If you’re wondering how my efforts to “lighten my load” (see April 29 post) went on a recent fishing trip to the Frying Pan River here’s the report and my apologies for not getting this post up a little sooner.
Based on past experience I decided that the best way to lighten up for the early spring trip to the “Pan” was to go with small flies (hook sizes 18 and smaller) and light lines. I carried a 4-weight graphite rod and a 4-weight back up rod. The most difficult part of all for me was getting the number of fly boxes down. I did that by reducing the number of copies of each fly pattern I carried while increasing the variety of patterns in my fly boxes. I ended up with two compact fly boxes containing way more flies than I’d ever use. In addition, I stashed one fly box with a few streamers and some larger beadhead nymphs in my truck. My thinking on the beadheads was I could use them for weight if we ended up having to nymph. I don’t know exactly what I was thinking on the streamers since I only had 4-weight rods. Oh, well.
So when I got to the “Pan” and saw it was running high, cold and clear my first thought was that this might be embarrassing. I probably should have thrown in a 6-weight rod for the backup. However, once that initial rush of panic subsided I settled down and started asking myself what was possible with the tackle I did have with me. It didn’t take too long after that to notice a few trout rising to midges in the ribbon of slower moving water along the banks. In fact that and the slow-moving tail outs below the larger pools were the only places they were rising.
I was then able to tell myself I was plenty well equipped to catch those trout, although it would be nice if the wind wasn’t howling down the river. The fishing wasn’t easy that first day, but we worked hard and all of us landed trout. And with water temperatures at 36 degrees the trout we did hook up weren’t inclined to streak out into the heavy main channel water so landing them on a 4-weight rod with a 6X or even a 7X tippet was possible.

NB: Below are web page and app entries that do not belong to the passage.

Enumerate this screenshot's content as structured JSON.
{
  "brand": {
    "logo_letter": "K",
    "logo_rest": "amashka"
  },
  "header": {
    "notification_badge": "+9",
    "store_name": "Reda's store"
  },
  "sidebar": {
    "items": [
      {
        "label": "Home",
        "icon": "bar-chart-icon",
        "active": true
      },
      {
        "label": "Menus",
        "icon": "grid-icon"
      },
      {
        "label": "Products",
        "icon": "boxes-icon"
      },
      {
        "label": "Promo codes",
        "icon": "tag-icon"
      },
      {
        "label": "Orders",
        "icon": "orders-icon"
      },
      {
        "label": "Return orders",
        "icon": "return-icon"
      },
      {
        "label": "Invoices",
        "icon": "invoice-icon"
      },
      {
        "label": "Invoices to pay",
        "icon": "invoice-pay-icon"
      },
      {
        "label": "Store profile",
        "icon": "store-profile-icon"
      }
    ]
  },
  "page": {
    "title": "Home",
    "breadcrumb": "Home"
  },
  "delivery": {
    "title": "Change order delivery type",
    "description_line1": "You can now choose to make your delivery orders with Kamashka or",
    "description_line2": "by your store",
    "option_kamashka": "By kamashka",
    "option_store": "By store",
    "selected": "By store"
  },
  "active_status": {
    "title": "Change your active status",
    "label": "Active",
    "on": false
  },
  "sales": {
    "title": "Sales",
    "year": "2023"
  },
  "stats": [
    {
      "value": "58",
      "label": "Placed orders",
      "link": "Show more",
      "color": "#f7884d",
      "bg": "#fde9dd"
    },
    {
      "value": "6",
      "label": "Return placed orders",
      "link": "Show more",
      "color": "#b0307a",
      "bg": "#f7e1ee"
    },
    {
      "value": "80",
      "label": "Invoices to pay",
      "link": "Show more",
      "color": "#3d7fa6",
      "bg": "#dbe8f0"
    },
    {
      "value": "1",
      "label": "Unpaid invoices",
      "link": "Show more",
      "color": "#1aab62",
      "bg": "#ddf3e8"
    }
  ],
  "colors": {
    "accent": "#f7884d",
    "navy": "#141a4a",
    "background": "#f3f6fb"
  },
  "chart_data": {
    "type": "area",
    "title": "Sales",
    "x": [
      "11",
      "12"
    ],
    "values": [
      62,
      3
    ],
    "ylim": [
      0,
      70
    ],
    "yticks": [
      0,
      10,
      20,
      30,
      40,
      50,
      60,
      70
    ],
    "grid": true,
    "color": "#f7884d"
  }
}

That’s pretty much the gist of it. For the rest of the trip I looked for trout in water that suited my tackle and it was all good. We even found a few fish rising to Blue-winged Olives a ways downriver.